Taking place here in London, Big hArt’s production of Namatjira offers audiences a poetic engagement with Aboriginal Australia in the heart of the empire responsible for its colonisation. Sharp humour, playful performances and a moving story of a life that spanned most of the 20th century all combine to make a magical and powerful piece of theatre.
Scott Rankin’s script and Trevor Jamieson’s performance gently arrest a theatre audience that is presumed to be largely non-Aboriginal with the racist violence past and present that has shaped Australia – and by relation, the UK. The humour is the play’s most powerful tool, with moments of comedy found at every step and the chemistry between Jamieson and Derik Lynch bringing many laughs. The production is not shy to represent the reality of white British racism that Albert Namatjira encountered at many stages of his life and career, and does so with fierce integrity, notably using the critical distance of Black actors playing white racists to make the sharpest critique.

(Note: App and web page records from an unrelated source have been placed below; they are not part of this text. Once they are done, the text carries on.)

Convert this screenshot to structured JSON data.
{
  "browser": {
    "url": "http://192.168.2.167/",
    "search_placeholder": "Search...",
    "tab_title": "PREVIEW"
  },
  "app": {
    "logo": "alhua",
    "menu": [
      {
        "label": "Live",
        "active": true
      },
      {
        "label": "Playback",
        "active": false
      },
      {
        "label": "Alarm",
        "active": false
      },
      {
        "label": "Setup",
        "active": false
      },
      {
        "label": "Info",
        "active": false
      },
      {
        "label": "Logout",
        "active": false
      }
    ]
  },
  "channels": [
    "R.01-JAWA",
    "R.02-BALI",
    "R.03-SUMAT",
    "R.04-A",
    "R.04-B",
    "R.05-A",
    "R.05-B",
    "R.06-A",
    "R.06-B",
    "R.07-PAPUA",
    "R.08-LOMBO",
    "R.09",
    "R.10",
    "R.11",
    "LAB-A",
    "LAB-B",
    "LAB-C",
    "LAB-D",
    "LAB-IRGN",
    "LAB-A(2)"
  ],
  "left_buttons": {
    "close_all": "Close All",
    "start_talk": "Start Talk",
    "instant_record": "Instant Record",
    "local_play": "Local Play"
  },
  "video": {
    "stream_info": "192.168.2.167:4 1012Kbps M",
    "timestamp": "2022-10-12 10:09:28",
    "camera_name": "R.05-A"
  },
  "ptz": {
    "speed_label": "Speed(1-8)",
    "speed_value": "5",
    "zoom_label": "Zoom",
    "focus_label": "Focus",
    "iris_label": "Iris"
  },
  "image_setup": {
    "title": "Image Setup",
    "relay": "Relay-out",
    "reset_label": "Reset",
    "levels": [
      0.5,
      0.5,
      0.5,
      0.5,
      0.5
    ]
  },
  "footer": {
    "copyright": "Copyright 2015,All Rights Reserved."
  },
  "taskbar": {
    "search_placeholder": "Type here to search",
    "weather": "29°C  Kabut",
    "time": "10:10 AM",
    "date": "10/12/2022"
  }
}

Albert Namatjira’s life led him to be fluent in at least three languages, to be an internationally renowned painter, to be respected in his community, and for his power and influence to be coveted by the Australian state. Mixing Aranda, German and English in song and styles of storytelling, Namatjira asks what is the potential of intercultural encounters, and examines the violence and tragedy when one group attempts domination.
The script was shaped by Albert Namatjira’s surviving family and community, and two of his grandchildren are part of the performance. At a time when Aboriginal Australian cultures are often presented as historical, this tracing of an Aboriginal figure who traversed cultures, art forms and languages reaffirms the continuity of Aboriginal cultures to this day despite the on-going onslaught of settler colonialism.
During the visit Albert Namatjira’s grandchildren alongwith the performers were invited to meet the Queen, as Albert himself had done in 1954. Lenie Namatjira wrote powerfully in the Guardian of the meeting:
We want support from the government to start an arts centre in Alice Springs. We want more funding to support Aboriginal art centres so we can keep painting strong for generations. I am asking for art centre because we, the artists, want our own art centre so that no-one can control us – so we can own our own art. We want to be able to support our young ones and keep them strong and proud, so they can show their culture and country in their work. And we want them to start up before the rest of us get too old.
We need to keep our art and stories strong.